Flight Standards District Office: FAA Cleveland FSDO-25


Any witnesses should email witness@ntsb.gov, and any friends and family who want to contact investigators about the accident should email assistance@ntsb.gov.

CLEVELAND, Ohio -- A series of text messages and photographs captured the last few moments before four Case Western Reserve University students died in the August plane crash near Willoughby Hills. 

The images provided to the Northeast Ohio Media Group, and confirmed by Karman Parpovi, a student who described himself as a friend of one of the passengers, show the men on the runway and the interior the Cessna that crashed shortly after takeoff from the Cuyahoga County Airport.

A text message also makes reference to "rushing."

Parpovi, one of several people who received the images and texts Aug. 25, told the Northeast Ohio Media Group that he suspects the flight was related to fraternity rush. It's a claim that the Zeta Beta Tau fraternity denies.

"I'm very certain, without a doubt the reason for the flight had something to do with rushing this fraternity," Parpovi said.

Parpovi was friends with 18-year-old Abraham Pishevar. Pishevar, of Rockville, Maryland, was killed Aug. 25 along with William Felten, 19, Lucas Marcelli, 20, and John Hill, 18, when their rented plane crashed minutes after taking off from the Cuyahoga County Airport.

In the National Transportation Safety Board's preliminary report, investigators said the men boarded the plane with a suitcase and described the 10 p.m. flight to air traffic controllers as a short sightseeing trip.

But Parpovi said Pishevar sent several text messages and Snapchats in the minutes leading up to the flight. One image shows a picture of one of the men standing outside the plane, and was captioned only "rush."

Felten and Marcelli were members of the Zeta Beta Tau fraternity.

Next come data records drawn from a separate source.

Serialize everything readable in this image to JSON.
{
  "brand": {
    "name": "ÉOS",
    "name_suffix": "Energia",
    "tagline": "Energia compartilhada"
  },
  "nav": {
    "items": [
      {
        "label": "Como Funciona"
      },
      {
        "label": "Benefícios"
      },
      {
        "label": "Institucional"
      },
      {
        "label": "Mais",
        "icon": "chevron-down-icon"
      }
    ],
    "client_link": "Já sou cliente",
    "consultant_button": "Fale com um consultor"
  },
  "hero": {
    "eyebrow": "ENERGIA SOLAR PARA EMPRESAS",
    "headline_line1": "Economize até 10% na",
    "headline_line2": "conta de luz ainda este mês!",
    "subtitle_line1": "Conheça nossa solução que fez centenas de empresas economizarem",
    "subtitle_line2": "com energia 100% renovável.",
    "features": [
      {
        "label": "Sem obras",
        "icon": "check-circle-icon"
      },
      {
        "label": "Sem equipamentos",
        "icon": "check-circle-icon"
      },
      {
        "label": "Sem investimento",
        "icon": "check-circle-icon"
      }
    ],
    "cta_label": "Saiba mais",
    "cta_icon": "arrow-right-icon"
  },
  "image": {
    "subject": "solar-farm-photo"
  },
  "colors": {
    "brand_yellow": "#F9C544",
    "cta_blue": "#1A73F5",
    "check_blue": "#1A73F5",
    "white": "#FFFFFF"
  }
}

Marcelli, Pishevar and Hill were also members of the university's varsity wrestling team.

The day after the crash, the fraternity released a statement confirming the crash came on the first day of recruitment. But it insisted that the flight itself was not tied to rushing activities.

"We sympathize with the friends and family of the men killed in that plane crash and understand the need of some to create a reason for this senseless tragedy," the fraternity said. "This tragedy may have occurred during the University's recruitment week. 

However, outside of the fact that two of the men killed were our brothers, the plane crash appears to have had nothing to do with recruitment or the fraternity."

Laurence Bolotin, ZBT International executive director, did not immediately respond to a list of questions.

In one of his final text messages, Pishevar was asked how his first day of classes went.

"It was alright, not bad," he wrote. "I'm rushing right now.

"See the Snap I sent you. I'm excited and terrified," he wrote.

Felten, a licensed pilot, reported to air traffic controllers that the plane was having trouble ascending after takeoff, and asked to pull a 180-degree left turn to return to the landing strip, according to the NTSB report.

The plane struck the ground, a chain link fence, a guy wire, and a telephone pole before it came to rest about 1,000 feet from the end of the runway just north of the intersection of Bishop Road and Curtiss Wright Parkway.

Story, Photos and Comments:  http://www.cleveland.com

One of Pishevar's friends, Karman Parpovi, said he is certain the flight had something to do with fraternity recruitment, or rushing, for Zeta Beta Tau. 
  Northeast Ohio Media Group

This text message, provided by a close family friend, shows Pishevar saying he was rushing the night he and three other Case Western Reserve University students died in the crash. 
  Northeast Ohio Media Group

Pishevar, of Rockville, Maryland, died along with pilot William Felten, 19, of Saginaw, Michigan, Lucas Marcelli, 20, of Massillon, and John Hill, 18, St. Simons, Georgia. Felten and Marcelli were ZBT brothers. 

Officials watch over the wreckage from the fatal Willoughby Hills plane crash as a private jet approaches the runway at Cuyahoga County Airport.

1 comment:

  1. Cha-Ching, Cha-Ching

    I suspect lawsuits are already in the works.

    Cha-Ching, Cha-Ching